The sentinel announces the attack (Isa 21: 6-21:10)

“Thus Yahweh said to me.

‘Go!

Post a lookout!

Let him announce

What he sees!

When he sees riders,

Horsemen in pairs,

Riders on donkeys,

Riders on camels,

Let him listen diligently,

Very diligently!’

Then the watcher cried out.

‘Upon a watchtower

I stand!

O Lord!

Continually by day!

At my post

I am stationed

Throughout the night.

Look!

There they come

Riders,

Horsemen in pairs!’

Then he responded.

‘Fallen!

Fallen is Babylon!

He has shattered on the ground

All the images of her gods!’

O my threshed one!

O my winnowed one!

What I have heard

From Yahweh of hosts,

The God of Israel,

I announce to you.”

Isaiah continues with what Yahweh had said to him. Yahweh wanted a lookout posted so that he could announce what he saw coming. This lookout person was to watch for riders on horses, camels, and donkeys as well as listen very carefully. He was to stand there during the day and the night. Then he saw the riders coming, as Babylon had fallen with all its gods shattered on the ground. This is what Isaiah had heard from Yahweh in his vision, as he announced this to all. The sentinel watchtower man was a main theme of the later 20th century Jehovah’s Witnesses with their Watchtower magazine.

Mordecai sends the decree to Queen Esther (Esth 4:6-4:8)

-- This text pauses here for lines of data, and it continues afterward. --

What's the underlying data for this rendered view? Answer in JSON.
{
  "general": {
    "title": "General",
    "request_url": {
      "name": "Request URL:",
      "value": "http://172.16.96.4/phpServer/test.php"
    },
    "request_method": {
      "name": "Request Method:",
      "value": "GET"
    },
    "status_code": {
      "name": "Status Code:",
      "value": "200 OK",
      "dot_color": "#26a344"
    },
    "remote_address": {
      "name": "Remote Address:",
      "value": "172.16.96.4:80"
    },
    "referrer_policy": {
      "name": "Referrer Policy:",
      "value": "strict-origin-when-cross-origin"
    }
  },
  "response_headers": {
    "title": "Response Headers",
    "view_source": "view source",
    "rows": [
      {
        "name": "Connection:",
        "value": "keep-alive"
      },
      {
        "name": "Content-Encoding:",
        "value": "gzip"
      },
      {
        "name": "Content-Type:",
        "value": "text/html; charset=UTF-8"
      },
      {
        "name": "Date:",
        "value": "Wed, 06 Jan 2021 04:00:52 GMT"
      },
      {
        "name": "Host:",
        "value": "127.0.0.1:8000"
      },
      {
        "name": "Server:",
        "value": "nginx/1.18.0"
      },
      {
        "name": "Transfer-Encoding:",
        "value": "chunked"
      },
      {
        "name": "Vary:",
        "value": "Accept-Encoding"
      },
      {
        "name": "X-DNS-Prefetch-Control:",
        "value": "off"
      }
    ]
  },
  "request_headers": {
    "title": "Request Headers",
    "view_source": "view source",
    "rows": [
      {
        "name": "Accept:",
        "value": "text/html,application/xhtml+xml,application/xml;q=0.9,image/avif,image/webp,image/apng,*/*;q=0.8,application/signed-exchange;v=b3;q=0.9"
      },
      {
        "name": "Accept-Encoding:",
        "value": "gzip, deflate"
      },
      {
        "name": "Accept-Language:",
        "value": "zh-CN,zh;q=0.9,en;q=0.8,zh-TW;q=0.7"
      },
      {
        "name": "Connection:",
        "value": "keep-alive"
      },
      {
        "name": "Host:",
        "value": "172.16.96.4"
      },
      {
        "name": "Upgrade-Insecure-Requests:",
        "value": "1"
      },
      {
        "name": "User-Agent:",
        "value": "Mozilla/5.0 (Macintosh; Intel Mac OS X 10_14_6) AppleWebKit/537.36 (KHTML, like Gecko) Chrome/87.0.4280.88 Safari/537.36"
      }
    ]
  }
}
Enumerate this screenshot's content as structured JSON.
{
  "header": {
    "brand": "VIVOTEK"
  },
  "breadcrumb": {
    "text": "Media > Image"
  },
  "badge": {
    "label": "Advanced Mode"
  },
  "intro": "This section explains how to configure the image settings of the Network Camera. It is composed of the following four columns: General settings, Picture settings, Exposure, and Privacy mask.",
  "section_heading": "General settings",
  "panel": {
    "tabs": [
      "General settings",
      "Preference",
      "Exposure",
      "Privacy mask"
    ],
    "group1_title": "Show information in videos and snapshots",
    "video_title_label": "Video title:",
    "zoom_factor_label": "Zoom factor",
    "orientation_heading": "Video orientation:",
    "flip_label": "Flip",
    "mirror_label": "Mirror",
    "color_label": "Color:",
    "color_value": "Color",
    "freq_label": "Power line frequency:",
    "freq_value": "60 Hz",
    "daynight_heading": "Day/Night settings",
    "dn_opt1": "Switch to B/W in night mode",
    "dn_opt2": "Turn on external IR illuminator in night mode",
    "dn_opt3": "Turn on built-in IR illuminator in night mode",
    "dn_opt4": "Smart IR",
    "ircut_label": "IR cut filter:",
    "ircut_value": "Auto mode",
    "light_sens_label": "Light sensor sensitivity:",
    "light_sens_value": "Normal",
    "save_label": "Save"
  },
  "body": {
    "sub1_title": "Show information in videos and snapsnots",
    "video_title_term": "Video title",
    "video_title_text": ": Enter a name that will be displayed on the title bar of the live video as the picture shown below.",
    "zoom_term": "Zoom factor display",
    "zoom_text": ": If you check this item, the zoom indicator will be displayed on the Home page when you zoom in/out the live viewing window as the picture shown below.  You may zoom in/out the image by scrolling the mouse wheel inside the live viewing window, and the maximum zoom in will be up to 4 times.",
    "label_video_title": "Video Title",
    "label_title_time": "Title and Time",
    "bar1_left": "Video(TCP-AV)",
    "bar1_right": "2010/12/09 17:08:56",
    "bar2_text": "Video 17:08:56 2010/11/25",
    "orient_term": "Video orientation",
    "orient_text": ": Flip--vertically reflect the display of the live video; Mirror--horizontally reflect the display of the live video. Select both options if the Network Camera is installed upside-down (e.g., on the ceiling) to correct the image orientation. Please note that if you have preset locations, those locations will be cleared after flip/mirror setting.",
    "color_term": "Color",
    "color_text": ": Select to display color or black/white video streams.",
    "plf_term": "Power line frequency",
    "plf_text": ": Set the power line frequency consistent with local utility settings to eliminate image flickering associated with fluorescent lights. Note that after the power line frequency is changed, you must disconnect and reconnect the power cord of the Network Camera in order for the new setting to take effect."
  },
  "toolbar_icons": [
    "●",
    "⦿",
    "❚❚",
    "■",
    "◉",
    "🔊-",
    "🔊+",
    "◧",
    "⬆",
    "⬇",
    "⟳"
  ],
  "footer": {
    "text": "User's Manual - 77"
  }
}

“Hachratheus went out to Mordecai in the open square of the city in front of the king’s gate. Mordecai told him all that had happened. He said that Haman had promised to pay ten thousand talents into the royal treasury to bring about the destruction of the Jews. He also gave him a copy of what had been posted in Susa for their destruction. He wanted him to show it to Queen Esther. He told him to charge her to go in to the king. He wanted her to plead for his favor in behalf of her people. He said.

‘Remember the days when you were an ordinary person.

You were brought up under my care.

Haman, who stands next to the king,

He has spoken against us.

He demands our death.

Call upon the Lord!

Then speak to the king on our behalf.

Save us from death!’”

Once again there is a discrepancy between the Hebrew text that does not have the small speech of Mordecai that is found in the Greek text only. The name of the eunuch is slightly different in the Greek text also. However, the idea is about the same. Mordecai gave the decree to the eunuch. He told him that Haman was behind this move to extinguish the Jews in the Persian kingdom. He wanted him to show this decree to Queen Esther. He also wanted Queen Esther to intercede with the king to stop this destruction. In the small soliloquy, Mordecai reminded the queen that she was once an ordinary young girl under his care. He wanted here to be aware that Haman was behind all that was happening since he was calling for their death. He wanted her to pray to God and then speak to the king. Somehow Mordecai does not feel that he is the right one to present this petition to the king.